Music, The Inside Noise
Oct 1, 2020

THE JADED HEARTS CLUB SHARE NEW 1960’s ITALIAN HORROR INSPIRED VIDEO FOR ” I Put a Spell on You”

The Jaded Hearts Club’s first album will debut this Friday, and their appearance on James Cordon’s late night show is set for Monday, October 15th.

Image Courtesy of Grand Stand PR

Featuring frontmen Nic Cester (Jet) and Miles Kane (The Last Shadow Puppets), guitarists Graham Coxon (Blur) and Jamie Davis, plus Matt Bellamy (Muse) on bass and drummer Sean Payne (The Zutons), The Jaded Hearts Club are an all star line-up mining the history of rock & soul music to create original interpretations of lost classics, Northern soul cult hits and jazz standards. The band shared their brand new video for ” I Put a Spell on You” via Rollingstone.

I Put A Spell On You was originally released by Jalacy “Screamin’ Jay” Hawkins in 1956 and has been covered extensively by numerous acts as diverse as Nina Simone, Annie Lennox & Jeff Beck. The Jaded Hearts Club make this song their own by embracing the song’s menacing undertones with a searing, unexpected, and volatile guitar and vocal performance by Graham Coxon and Nic Cester respectively, backed by a heavy thumping jazz-metal rhythm section.  

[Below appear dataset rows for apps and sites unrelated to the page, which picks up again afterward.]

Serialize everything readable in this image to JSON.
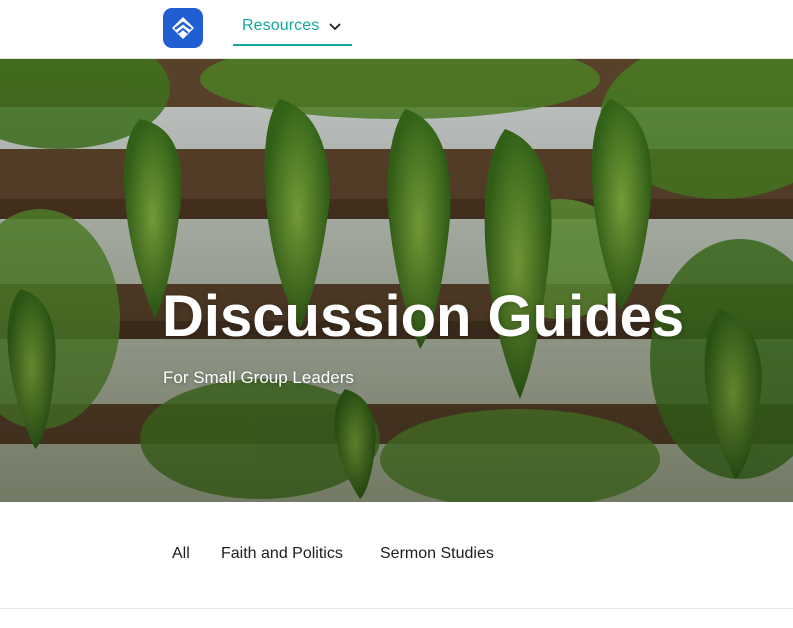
{
  "header": {
    "logo_icon": "church-logo-icon",
    "nav": {
      "resources_label": "Resources",
      "chevron_icon": "chevron-down-icon"
    },
    "accent_color": "#12a89d",
    "logo_color": "#1f5fd1"
  },
  "hero": {
    "title": "Discussion Guides",
    "subtitle": "For Small Group Leaders",
    "background": "grapevine-pergola-photo"
  },
  "filters": {
    "items": [
      {
        "label": "All"
      },
      {
        "label": "Faith and Politics"
      },
      {
        "label": "Sermon Studies"
      }
    ]
  }
}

Jaded Hearts Club were formed in 2017 when Jamie Davis, a British guitarist living in Los Angeles who previously ran Coxon’s Transcopic Records label in England, wanted to book a Beatles covers band to play at his birthday party. The cost proved to be excessive and the available tribute acts were drab, so Davis had a back-up plan. “I realised I knew a bunch of half decent British musician friends living in L.A. so I thought I’d ask if they’d come together to form an early ‘60s Cavern-era Beatles band.”
The band’s members enjoyed it so much, they continued: they played SXSW; a late night gig in Chicago after Bellamy had completed a stadium show with Muse; supported Roger Daltrey at The Royal Albert Hall in support of the Teenage Cancer Trust; and headlined London’s 100 Club. Back in Los Angeles, Bellamy and Davis started working on an album, with Bellamy producing at Red Room Studios in Los Angeles. The band decided to focus primarily on recording lost classics from the world of Northern Soul, supplemented by their raw, soulful takes on some famous standards from the era.